Everything you need to understand or teach Deadeye Dick by Kurt Vonnegut.
The role of accident in human life continues to fascinate Vonnegut. The society tells its young that if they behave in a certain manner, certain things will happen; therefore, one should behave in the socially approved way so that good things will happen to one. In nineteenthcentury America, the genteel tradition assumed that literature should show its readers proper ideals and values.
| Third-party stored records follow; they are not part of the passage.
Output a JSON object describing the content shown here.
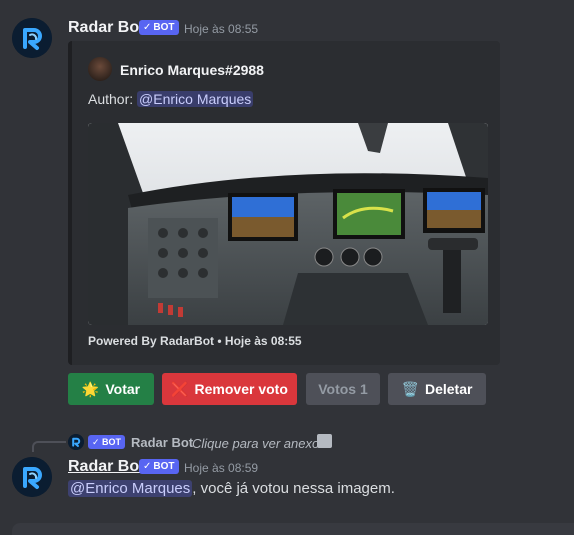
{
  "message1": {
    "username": "Radar Bot",
    "bot_tag": "BOT",
    "timestamp": "Hoje às 08:55",
    "embed": {
      "author_name": "Enrico Marques#2988",
      "description_prefix": "Author: ",
      "description_mention": "@Enrico Marques",
      "footer": "Powered By RadarBot • Hoje às 08:55"
    },
    "buttons": {
      "vote_emoji": "🌟",
      "vote_label": "Votar",
      "remove_emoji": "❌",
      "remove_label": "Remover voto",
      "votes_label": "Votos 1",
      "delete_emoji": "🗑️",
      "delete_label": "Deletar"
    }
  },
  "reply": {
    "bot_tag": "BOT",
    "username": "Radar Bot",
    "text": "Clique para ver anexo"
  },
  "message2": {
    "username": "Radar Bot",
    "bot_tag": "BOT",
    "timestamp": "Hoje às 08:59",
    "mention": "@Enrico Marques",
    "text": ", você já votou nessa imagem."
  },
  "colors": {
    "background": "#313338",
    "embed_bg": "#2b2d31",
    "blurple": "#5865f2",
    "success": "#248046",
    "danger": "#da373c",
    "secondary": "#4e5058"
  }
}
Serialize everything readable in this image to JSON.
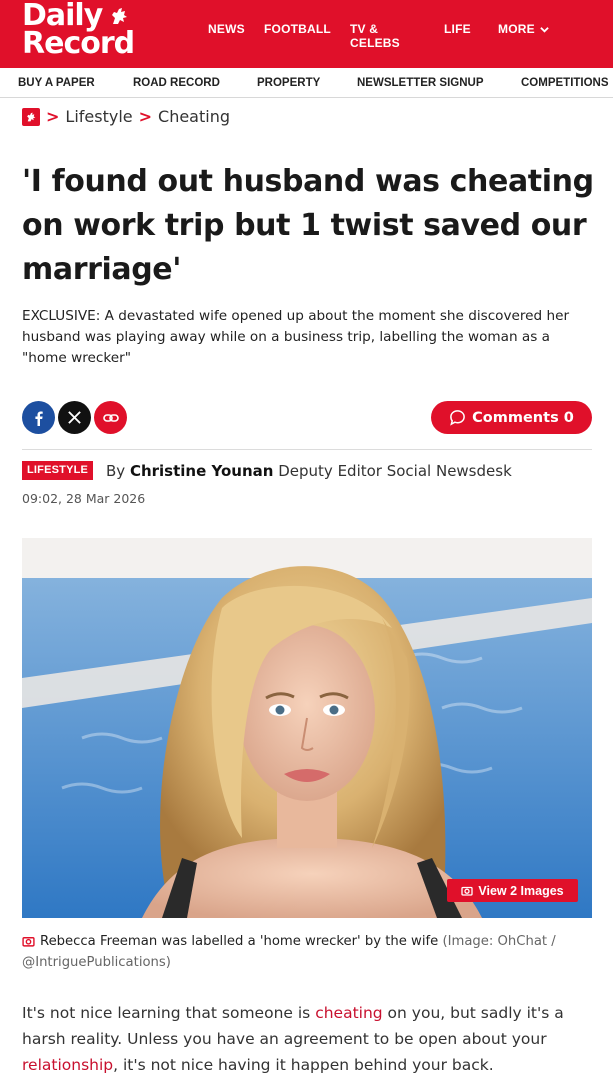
{
  "brand": {
    "line1": "Daily",
    "line2": "Record",
    "color": "#e0102a"
  },
  "topnav": {
    "items": [
      "NEWS",
      "FOOTBALL",
      "TV & CELEBS",
      "LIFE"
    ],
    "more_label": "MORE"
  },
  "subnav": {
    "items": [
      "BUY A PAPER",
      "ROAD RECORD",
      "PROPERTY",
      "NEWSLETTER SIGNUP",
      "COMPETITIONS"
    ]
  },
  "breadcrumb": {
    "items": [
      "Lifestyle",
      "Cheating"
    ]
  },
  "article": {
    "headline": "'I found out husband was cheating on work trip but 1 twist saved our marriage'",
    "standfirst": "EXCLUSIVE: A devastated wife opened up about the moment she discovered her husband was playing away while on a business trip, labelling the woman as a \"home wrecker\"",
    "comments_label": "Comments 0",
    "category_tag": "LIFESTYLE",
    "byline_prefix": "By",
    "author": "Christine Younan",
    "author_role": "Deputy Editor Social Newsdesk",
    "date": "09:02, 28 Mar 2026",
    "view_images_label": "View 2 Images",
    "caption_text": "Rebecca Freeman was labelled a 'home wrecker' by the wife",
    "caption_credit": "(Image: OhChat / @IntriguePublications)",
    "body": {
      "p1_before": "It's not nice learning that someone is ",
      "p1_link1": "cheating",
      "p1_mid": " on you, but sadly it's a harsh reality. Unless you have an agreement to be open about your ",
      "p1_link2": "relationship",
      "p1_after": ", it's not nice having it happen behind your back."
    }
  },
  "icons": {
    "share": [
      "facebook-icon",
      "x-icon",
      "link-icon"
    ],
    "comments": "comment-bubble-icon",
    "camera": "camera-icon",
    "logo_mark": "lion-rampant-icon",
    "chevron": "chevron-down-icon"
  }
}
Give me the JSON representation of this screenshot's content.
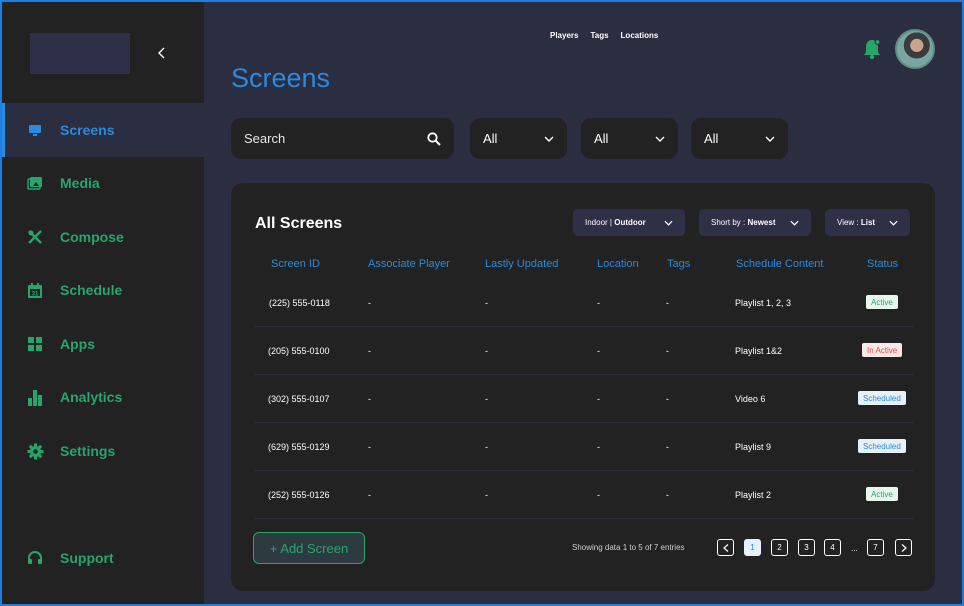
{
  "sidebar": {
    "items": [
      {
        "label": "Screens",
        "icon": "monitor-icon"
      },
      {
        "label": "Media",
        "icon": "media-icon"
      },
      {
        "label": "Compose",
        "icon": "compose-tools-icon"
      },
      {
        "label": "Schedule",
        "icon": "calendar-icon"
      },
      {
        "label": "Apps",
        "icon": "apps-grid-icon"
      },
      {
        "label": "Analytics",
        "icon": "bar-chart-icon"
      },
      {
        "label": "Settings",
        "icon": "gear-icon"
      }
    ],
    "support": {
      "label": "Support",
      "icon": "headset-icon"
    }
  },
  "topnav": {
    "links": [
      "Players",
      "Tags",
      "Locations"
    ]
  },
  "page": {
    "title": "Screens"
  },
  "filters": {
    "search_label": "Search",
    "dropdowns": [
      "All",
      "All",
      "All"
    ]
  },
  "card": {
    "title": "All Screens",
    "toggle": {
      "left": "Indoor",
      "right": "Outdoor"
    },
    "sort": {
      "prefix": "Short by :",
      "value": "Newest"
    },
    "view": {
      "prefix": "View :",
      "value": "List"
    }
  },
  "table": {
    "headers": [
      "Screen ID",
      "Associate Player",
      "Lastly Updated",
      "Location",
      "Tags",
      "Schedule Content",
      "Status"
    ],
    "rows": [
      {
        "id": "(225) 555-0118",
        "player": "-",
        "updated": "-",
        "location": "-",
        "tags": "-",
        "content": "Playlist 1, 2, 3",
        "status": "Active",
        "status_type": "active"
      },
      {
        "id": "(205) 555-0100",
        "player": "-",
        "updated": "-",
        "location": "-",
        "tags": "-",
        "content": "Playlist 1&2",
        "status": "In Active",
        "status_type": "inactive"
      },
      {
        "id": "(302) 555-0107",
        "player": "-",
        "updated": "-",
        "location": "-",
        "tags": "-",
        "content": "Video 6",
        "status": "Scheduled",
        "status_type": "scheduled"
      },
      {
        "id": "(629) 555-0129",
        "player": "-",
        "updated": "-",
        "location": "-",
        "tags": "-",
        "content": "Playlist 9",
        "status": "Scheduled",
        "status_type": "scheduled"
      },
      {
        "id": "(252) 555-0126",
        "player": "-",
        "updated": "-",
        "location": "-",
        "tags": "-",
        "content": "Playlist 2",
        "status": "Active",
        "status_type": "active"
      }
    ]
  },
  "footer": {
    "add_button": "+ Add Screen",
    "entries": "Showing data 1 to 5 of  7 entries",
    "pages": [
      "1",
      "2",
      "3",
      "4",
      "7"
    ],
    "current_page": "1",
    "ellipsis": "..."
  },
  "colors": {
    "accent_blue": "#2a8adf",
    "accent_green": "#27a56b",
    "background": "#2b2d40",
    "panel": "#222222"
  }
}
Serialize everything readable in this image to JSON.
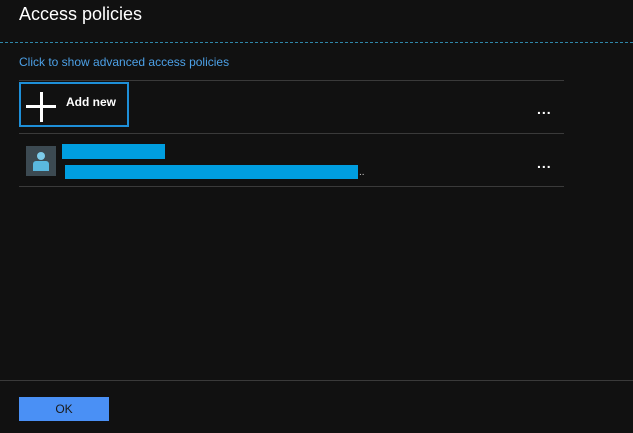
{
  "blade": {
    "title": "Access policies",
    "advanced_link": "Click to show advanced access policies"
  },
  "toolbar": {
    "add_new_label": "Add new",
    "more_label": "..."
  },
  "policies": [
    {
      "more_label": "...",
      "truncation": ".."
    }
  ],
  "footer": {
    "ok_label": "OK"
  },
  "colors": {
    "background": "#111111",
    "accent": "#1e8fd8",
    "link": "#4ca0e6",
    "ok_button": "#4a90f5",
    "redaction": "#009ee0"
  }
}
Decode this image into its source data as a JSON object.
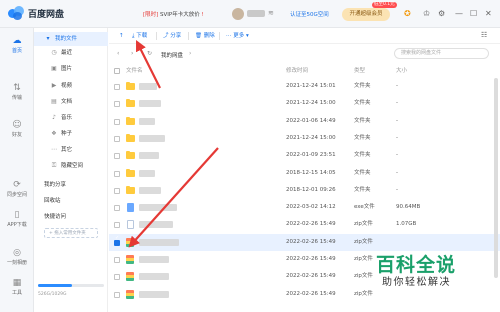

In Europe, critics assumed that art was designed to instruct and improve; Thomas Hardy was condemned for allowing happenstance to rule at crucial points in his novels (such as in Tess of the D'Urbervilles, 1891, when Tess's letter of explanation slides under Angel Clare's door and also under his carpet rather than on top of it, so that he does not receive it; see separate entry). Hardy replied that accident is a determinant of human existence more often than we would like to think.
Vonnegut seems... View more of the Deadeye Dick Summary